- _Task requirements_: Would you restate the entries below exactly, keeping every line?

- _Given records_:
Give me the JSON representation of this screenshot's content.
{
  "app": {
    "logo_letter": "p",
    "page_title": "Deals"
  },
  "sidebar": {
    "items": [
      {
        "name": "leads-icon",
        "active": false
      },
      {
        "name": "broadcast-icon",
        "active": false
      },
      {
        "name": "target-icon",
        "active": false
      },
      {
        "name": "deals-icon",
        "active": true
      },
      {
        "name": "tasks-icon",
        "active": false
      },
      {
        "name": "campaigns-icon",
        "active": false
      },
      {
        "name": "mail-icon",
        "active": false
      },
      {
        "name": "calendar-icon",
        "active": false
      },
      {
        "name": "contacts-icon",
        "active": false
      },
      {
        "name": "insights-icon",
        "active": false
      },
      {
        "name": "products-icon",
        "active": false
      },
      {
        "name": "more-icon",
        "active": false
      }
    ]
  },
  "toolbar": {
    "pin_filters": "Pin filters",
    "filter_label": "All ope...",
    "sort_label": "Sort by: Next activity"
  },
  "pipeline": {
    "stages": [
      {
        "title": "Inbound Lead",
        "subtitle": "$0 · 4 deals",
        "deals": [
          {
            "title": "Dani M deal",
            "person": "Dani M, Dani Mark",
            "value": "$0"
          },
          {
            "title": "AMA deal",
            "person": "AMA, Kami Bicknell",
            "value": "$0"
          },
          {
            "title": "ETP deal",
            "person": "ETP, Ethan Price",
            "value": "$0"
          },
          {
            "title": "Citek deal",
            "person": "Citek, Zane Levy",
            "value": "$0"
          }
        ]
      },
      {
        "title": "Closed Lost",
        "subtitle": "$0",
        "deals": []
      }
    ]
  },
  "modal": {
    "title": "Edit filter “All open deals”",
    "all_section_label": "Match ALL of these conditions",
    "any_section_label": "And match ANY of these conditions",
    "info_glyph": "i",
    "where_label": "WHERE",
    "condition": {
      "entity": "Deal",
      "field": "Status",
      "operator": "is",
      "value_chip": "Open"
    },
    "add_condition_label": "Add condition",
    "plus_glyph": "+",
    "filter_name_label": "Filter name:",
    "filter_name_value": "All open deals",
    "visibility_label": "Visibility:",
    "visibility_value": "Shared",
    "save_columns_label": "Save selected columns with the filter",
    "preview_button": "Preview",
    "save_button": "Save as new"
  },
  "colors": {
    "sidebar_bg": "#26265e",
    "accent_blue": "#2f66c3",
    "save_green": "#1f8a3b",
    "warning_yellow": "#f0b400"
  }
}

- _Exercise answer_:
Give me the JSON representation of this screenshot's content.
{
  "app": {
    "logo_letter": "p",
    "page_title": "Deals"
  },
  "sidebar": {
    "items": [
      {
        "name": "leads-icon",
        "active": false
      },
      {
        "name": "broadcast-icon",
        "active": false
      },
      {
        "name": "target-icon",
        "active": false
      },
      {
        "name": "deals-icon",
        "active": true
      },
      {
        "name": "tasks-icon",
        "active": false
      },
      {
        "name": "campaigns-icon",
        "active": false
      },
      {
        "name": "mail-icon",
        "active": false
      },
      {
        "name": "calendar-icon",
        "active": false
      },
      {
        "name": "contacts-icon",
        "active": false
      },
      {
        "name": "insights-icon",
        "active": false
      },
      {
        "name": "products-icon",
        "active": false
      },
      {
        "name": "more-icon",
        "active": false
      }
    ]
  },
  "toolbar": {
    "pin_filters": "Pin filters",
    "filter_label": "All ope...",
    "sort_label": "Sort by: Next activity"
  },
  "pipeline": {
    "stages": [
      {
        "title": "Inbound Lead",
        "subtitle": "$0 · 4 deals",
        "deals": [
          {
            "title": "Dani M deal",
            "person": "Dani M, Dani Mark",
            "value": "$0"
          },
          {
            "title": "AMA deal",
            "person": "AMA, Kami Bicknell",
            "value": "$0"
          },
          {
            "title": "ETP deal",
            "person": "ETP, Ethan Price",
            "value": "$0"
          },
          {
            "title": "Citek deal",
            "person": "Citek, Zane Levy",
            "value": "$0"
          }
        ]
      },
      {
        "title": "Closed Lost",
        "subtitle": "$0",
        "deals": []
      }
    ]
  },
  "modal": {
    "title": "Edit filter “All open deals”",
    "all_section_label": "Match ALL of these conditions",
    "any_section_label": "And match ANY of these conditions",
    "info_glyph": "i",
    "where_label": "WHERE",
    "condition": {
      "entity": "Deal",
      "field": "Status",
      "operator": "is",
      "value_chip": "Open"
    },
    "add_condition_label": "Add condition",
    "plus_glyph": "+",
    "filter_name_label": "Filter name:",
    "filter_name_value": "All open deals",
    "visibility_label": "Visibility:",
    "visibility_value": "Shared",
    "save_columns_label": "Save selected columns with the filter",
    "preview_button": "Preview",
    "save_button": "Save as new"
  },
  "colors": {
    "sidebar_bg": "#26265e",
    "accent_blue": "#2f66c3",
    "save_green": "#1f8a3b",
    "warning_yellow": "#f0b400"
  }
}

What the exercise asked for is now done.